The complex also includes three radio studios for news and three studios for broadcast and a theatre.

The brand of the Public Authority for Radio and its TV and radio channels were also launched in the opening ceremony, in addition to changing their logos and the launch of trial broadcast of Oman Cultural Channel.[2]

The new branding and on-air design was done by three agencies namely Flint Skallen, Perfect Accident and Velvet (which worked on the new idents for Oman TV). Viewers will notice the change right away, as the channels logo has been modernized, dumping the previous style which featured the colors of the national flag and two crossed swords (part of the national emblem). The new logo, using curvy letters, creates a fresh look for the organization and was showcased in some brand promotional videos for the launch. The main news studio features a 6×3 video wall camera center, flanked by two patterned walls which glow blue. These walls feature a unique curved cutout that repeats across the space.

The anchor desk uses a two-toned curved shape atop a pointed riser.

The set features a small pod and a secondary 3×2 video wall, which is used primarily for sports.
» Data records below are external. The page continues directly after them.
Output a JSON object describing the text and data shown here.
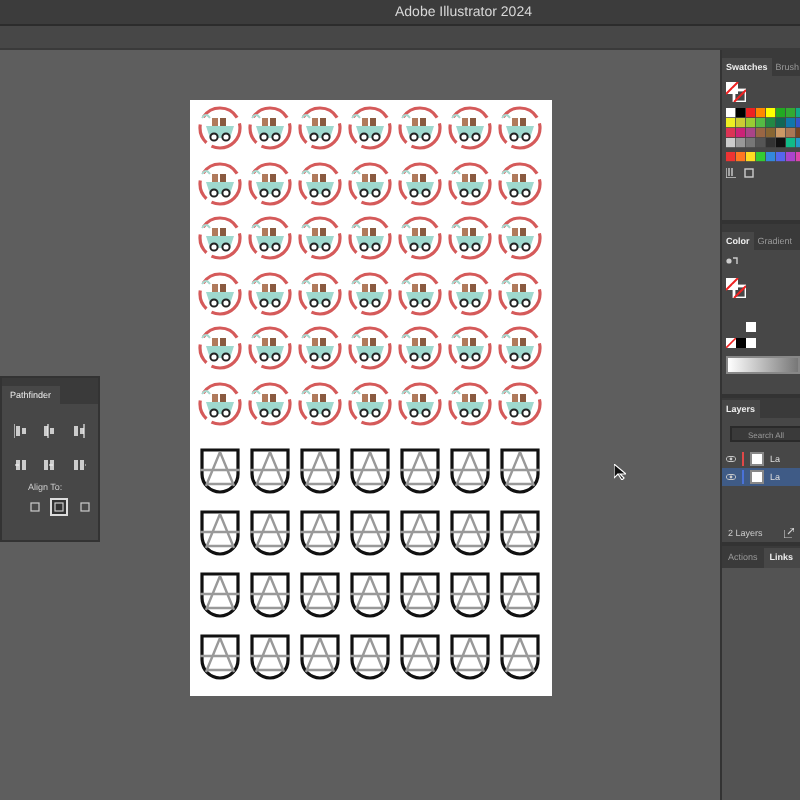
{
  "window": {
    "title": "Adobe Illustrator 2024"
  },
  "panels": {
    "swatches": {
      "tabs": [
        {
          "label": "Swatches",
          "selected": true
        },
        {
          "label": "Brush",
          "selected": false
        }
      ]
    },
    "color": {
      "tabs": [
        {
          "label": "Color",
          "selected": true
        },
        {
          "label": "Gradient",
          "selected": false
        }
      ]
    },
    "layers": {
      "tabs": [
        {
          "label": "Layers",
          "selected": true
        }
      ],
      "search": {
        "placeholder": "Search All"
      },
      "rows": [
        {
          "name": "La",
          "color": "#e04848",
          "selected": false
        },
        {
          "name": "La",
          "color": "#4a72d8",
          "selected": true
        }
      ],
      "count": "2 Layers"
    },
    "bottom_tabs": [
      {
        "label": "Actions",
        "selected": false
      },
      {
        "label": "Links",
        "selected": true
      }
    ]
  },
  "pathfinder": {
    "tabs": [
      {
        "label": "Pathfinder",
        "selected": true
      }
    ],
    "align_to_label": "Align To:",
    "align_to_options": [
      {
        "selected": false
      },
      {
        "selected": true
      },
      {
        "selected": false
      }
    ]
  }
}
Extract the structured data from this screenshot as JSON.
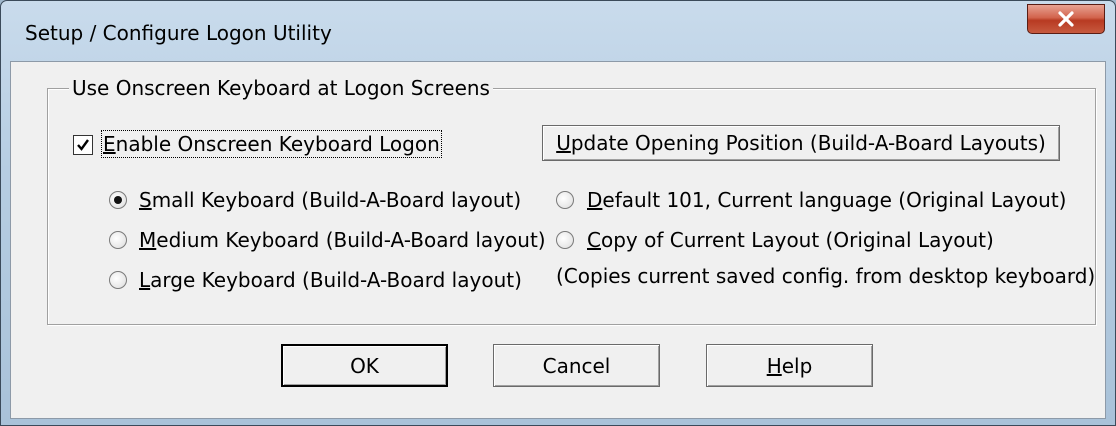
{
  "window": {
    "title": "Setup / Configure Logon Utility",
    "close_glyph": "x"
  },
  "group": {
    "legend": "Use Onscreen Keyboard at Logon Screens"
  },
  "enable_checkbox": {
    "label_mnemonic": "E",
    "label_rest": "nable Onscreen Keyboard Logon",
    "checked": true
  },
  "update_button": {
    "label_mnemonic": "U",
    "label_rest": "pdate Opening Position (Build-A-Board Layouts)"
  },
  "options_left": [
    {
      "mnemonic": "S",
      "rest": "mall Keyboard (Build-A-Board layout)",
      "selected": true
    },
    {
      "mnemonic": "M",
      "rest": "edium Keyboard (Build-A-Board layout)",
      "selected": false
    },
    {
      "mnemonic": "L",
      "rest": "arge Keyboard (Build-A-Board layout)",
      "selected": false
    }
  ],
  "options_right": [
    {
      "mnemonic": "D",
      "rest": "efault 101, Current language (Original Layout)",
      "selected": false
    },
    {
      "mnemonic": "C",
      "rest": "opy of Current Layout (Original Layout)",
      "selected": false
    }
  ],
  "note": "(Copies current saved config. from desktop keyboard)",
  "buttons": {
    "ok": "OK",
    "cancel": "Cancel",
    "help_mnemonic": "H",
    "help_rest": "elp"
  }
}
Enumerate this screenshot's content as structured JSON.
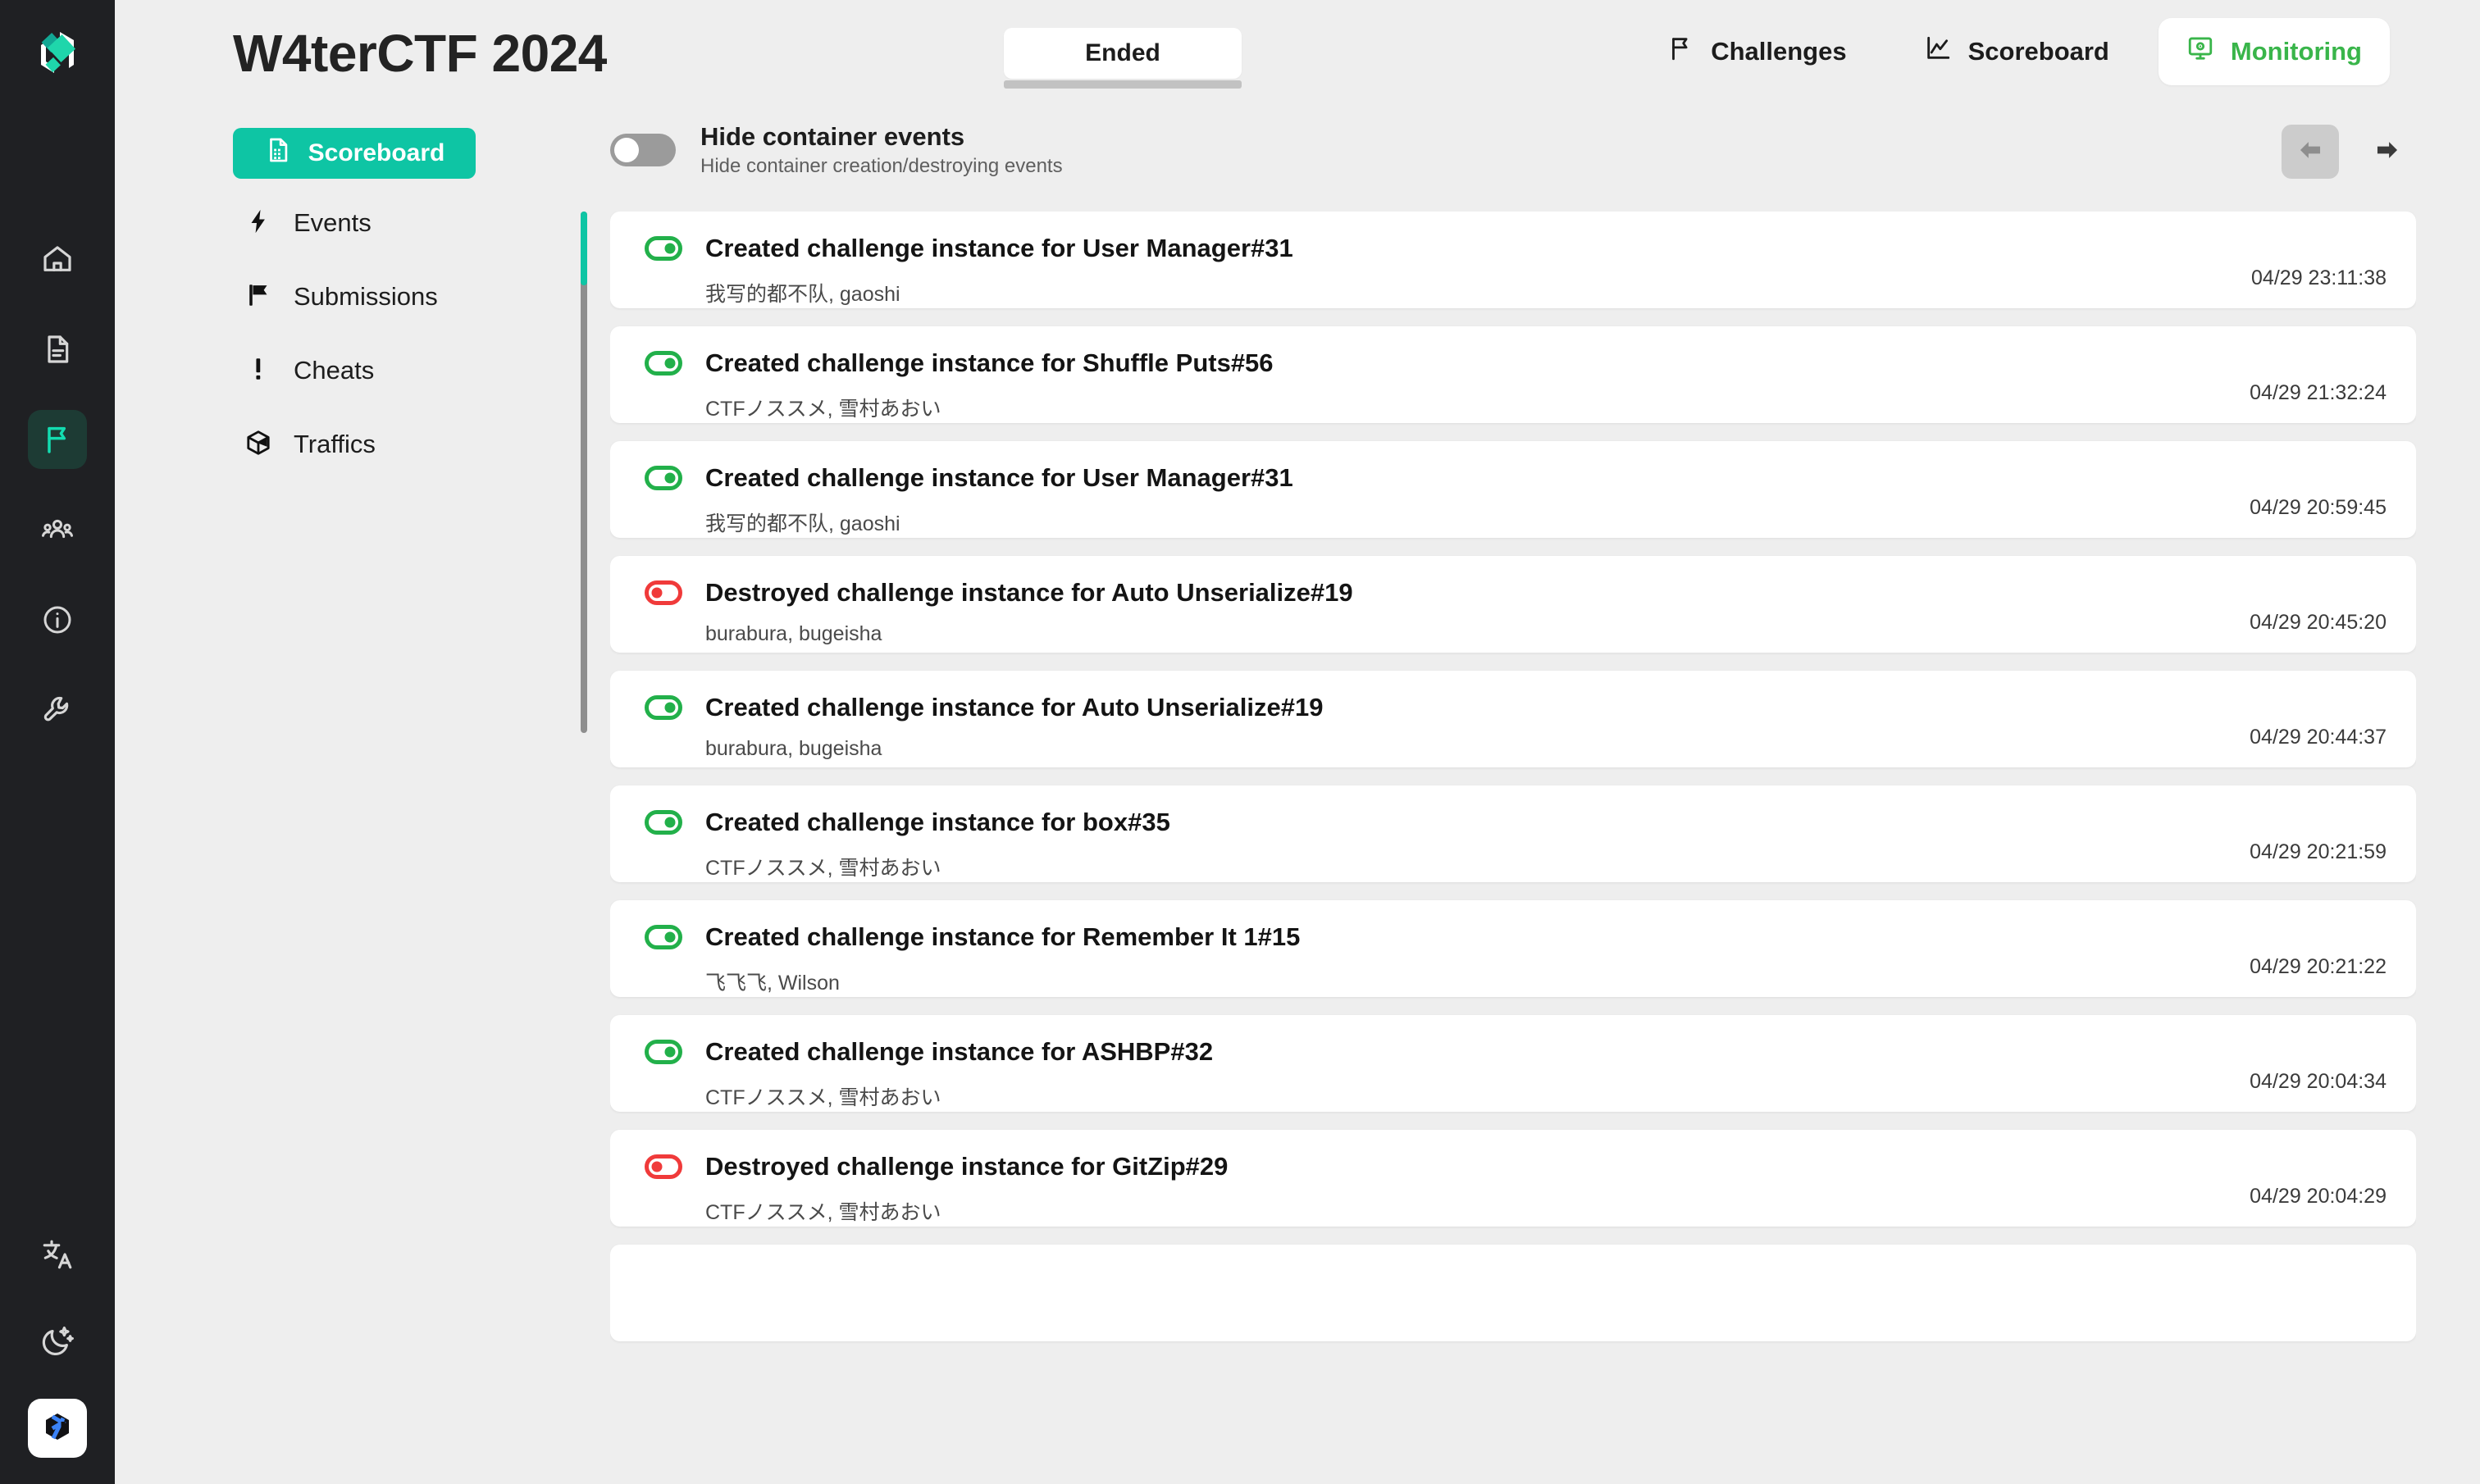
{
  "rail": {
    "logo_icon": "ctf-logo-icon",
    "items": [
      {
        "icon": "home-icon",
        "active": false
      },
      {
        "icon": "document-icon",
        "active": false
      },
      {
        "icon": "flag-icon",
        "active": true
      },
      {
        "icon": "users-icon",
        "active": false
      },
      {
        "icon": "info-icon",
        "active": false
      },
      {
        "icon": "wrench-icon",
        "active": false
      }
    ],
    "bottom": [
      {
        "icon": "translate-icon"
      },
      {
        "icon": "moon-icon"
      },
      {
        "icon": "user-avatar-icon"
      }
    ]
  },
  "header": {
    "title": "W4terCTF 2024",
    "status": "Ended",
    "nav": [
      {
        "label": "Challenges",
        "icon": "flag-icon",
        "active": false
      },
      {
        "label": "Scoreboard",
        "icon": "chart-line-icon",
        "active": false
      },
      {
        "label": "Monitoring",
        "icon": "monitor-icon",
        "active": true
      }
    ],
    "active_color": "#39b54a"
  },
  "toolbar": {
    "scoreboard_label": "Scoreboard",
    "scoreboard_icon": "spreadsheet-icon",
    "hide_toggle": {
      "title": "Hide container events",
      "subtitle": "Hide container creation/destroying events",
      "checked": false
    },
    "pager": {
      "prev_icon": "arrow-left-icon",
      "next_icon": "arrow-right-icon",
      "prev_disabled": true,
      "next_disabled": false
    }
  },
  "side_menu": {
    "active": "Events",
    "items": [
      {
        "label": "Events",
        "icon": "lightning-icon"
      },
      {
        "label": "Submissions",
        "icon": "flag-icon"
      },
      {
        "label": "Cheats",
        "icon": "exclamation-icon"
      },
      {
        "label": "Traffics",
        "icon": "box-icon"
      }
    ]
  },
  "events": [
    {
      "type": "created",
      "title": "Created challenge instance for User Manager#31",
      "meta": "我写的都不队, gaoshi",
      "time": "04/29 23:11:38"
    },
    {
      "type": "created",
      "title": "Created challenge instance for Shuffle Puts#56",
      "meta": "CTFノススメ, 雪村あおい",
      "time": "04/29 21:32:24"
    },
    {
      "type": "created",
      "title": "Created challenge instance for User Manager#31",
      "meta": "我写的都不队, gaoshi",
      "time": "04/29 20:59:45"
    },
    {
      "type": "destroyed",
      "title": "Destroyed challenge instance for Auto Unserialize#19",
      "meta": "burabura, bugeisha",
      "time": "04/29 20:45:20"
    },
    {
      "type": "created",
      "title": "Created challenge instance for Auto Unserialize#19",
      "meta": "burabura, bugeisha",
      "time": "04/29 20:44:37"
    },
    {
      "type": "created",
      "title": "Created challenge instance for box#35",
      "meta": "CTFノススメ, 雪村あおい",
      "time": "04/29 20:21:59"
    },
    {
      "type": "created",
      "title": "Created challenge instance for Remember It 1#15",
      "meta": "飞飞飞, Wilson",
      "time": "04/29 20:21:22"
    },
    {
      "type": "created",
      "title": "Created challenge instance for ASHBP#32",
      "meta": "CTFノススメ, 雪村あおい",
      "time": "04/29 20:04:34"
    },
    {
      "type": "destroyed",
      "title": "Destroyed challenge instance for GitZip#29",
      "meta": "CTFノススメ, 雪村あおい",
      "time": "04/29 20:04:29"
    }
  ],
  "colors": {
    "teal": "#0ec5a4",
    "created_green": "#22b04a",
    "destroyed_red": "#f03a3a",
    "rail_bg": "#1f2023",
    "page_bg": "#eeeeee"
  }
}
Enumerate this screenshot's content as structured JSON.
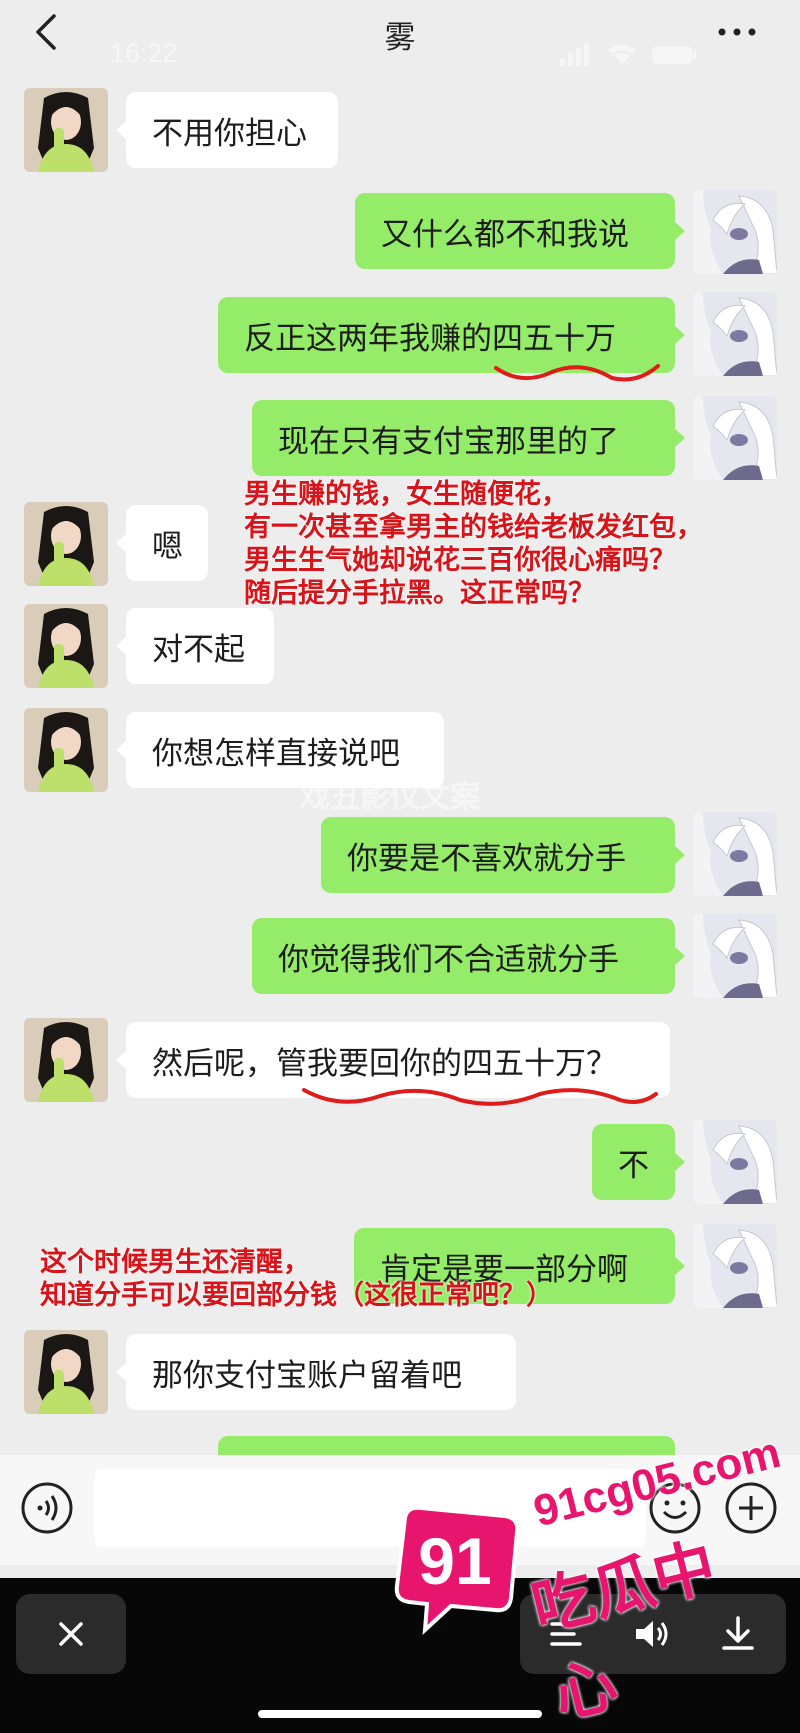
{
  "header": {
    "title": "雾",
    "time": "16:22"
  },
  "messages": [
    {
      "side": "in",
      "text": "不用你担心"
    },
    {
      "side": "out",
      "text": "又什么都不和我说"
    },
    {
      "side": "out",
      "text": "反正这两年我赚的四五十万"
    },
    {
      "side": "out",
      "text": "现在只有支付宝那里的了"
    },
    {
      "side": "in",
      "text": "嗯"
    },
    {
      "side": "in",
      "text": "对不起"
    },
    {
      "side": "in",
      "text": "你想怎样直接说吧"
    },
    {
      "side": "out",
      "text": "你要是不喜欢就分手"
    },
    {
      "side": "out",
      "text": "你觉得我们不合适就分手"
    },
    {
      "side": "in",
      "text": "然后呢，管我要回你的四五十万？"
    },
    {
      "side": "out",
      "text": "不"
    },
    {
      "side": "out",
      "text": "肯定是要一部分啊"
    },
    {
      "side": "in",
      "text": "那你支付宝账户留着吧"
    }
  ],
  "annotations": {
    "note1": [
      "男生赚的钱，女生随便花，",
      "有一次甚至拿男主的钱给老板发红包，",
      "男生生气她却说花三百你很心痛吗？",
      "随后提分手拉黑。这正常吗？"
    ],
    "note2": [
      "这个时候男生还清醒，",
      "知道分手可以要回部分钱（这很正常吧？）"
    ]
  },
  "watermark": "戏丑影仪文案",
  "logo": {
    "number": "91",
    "url": "91cg05.com",
    "title": "吃瓜中心"
  },
  "colors": {
    "incoming": "#ffffff",
    "outgoing": "#95ec69",
    "annotation": "#d7141a",
    "logo": "#e8156f"
  },
  "icons": [
    "back-icon",
    "more-icon",
    "voice-icon",
    "emoji-icon",
    "plus-icon",
    "close-icon",
    "menu-icon",
    "speaker-icon",
    "download-icon"
  ]
}
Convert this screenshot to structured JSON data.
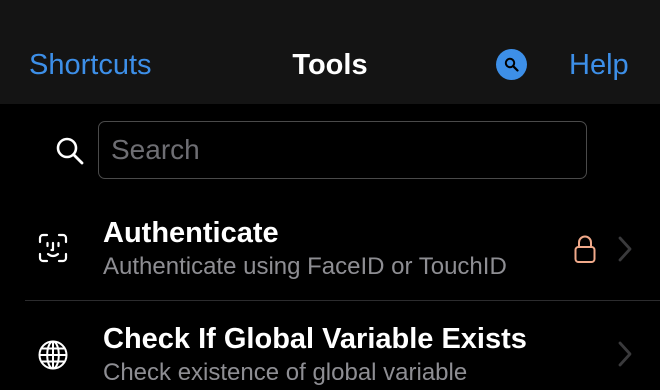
{
  "nav": {
    "back_label": "Shortcuts",
    "title": "Tools",
    "help_label": "Help",
    "search_button_icon": "magnifier-icon"
  },
  "search": {
    "placeholder": "Search",
    "value": ""
  },
  "actions": [
    {
      "title": "Authenticate",
      "subtitle": "Authenticate using FaceID or TouchID",
      "icon": "faceid-icon",
      "locked": true
    },
    {
      "title": "Check If Global Variable Exists",
      "subtitle": "Check existence of global variable",
      "icon": "globe-icon",
      "locked": false
    }
  ],
  "colors": {
    "accent": "#3d8fe8",
    "lock": "#f0a98a",
    "secondary_text": "#8e8e93",
    "nav_background": "#141414",
    "background": "#000000"
  }
}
The main news studio is located adjacent to the newsroom, with a track camera connecting the two for newscast openings.

Graphically, the networks main bulletins begin with panels of glass revolving in a circle, culminating in a floating layered world map scene. Throughout, layers of maps and micro-text are seen. In segment opens, the panels contain photos, such as for sports. The updated look debuted December 31, 2015.[3]

See also[edit]


  1. ^ "Television Factbook" (PDF). 1977. p. 1116. Retrieved 31 March 2021.
  2. ^ "Oman: Digital Studio complex opens". Retrieved Apr 23, 2019.
  3. ^ "Oman national broadcaster unveils updated set, graphics". NewscastStudio. Retrieved Apr 23, 2019.

External links[edit]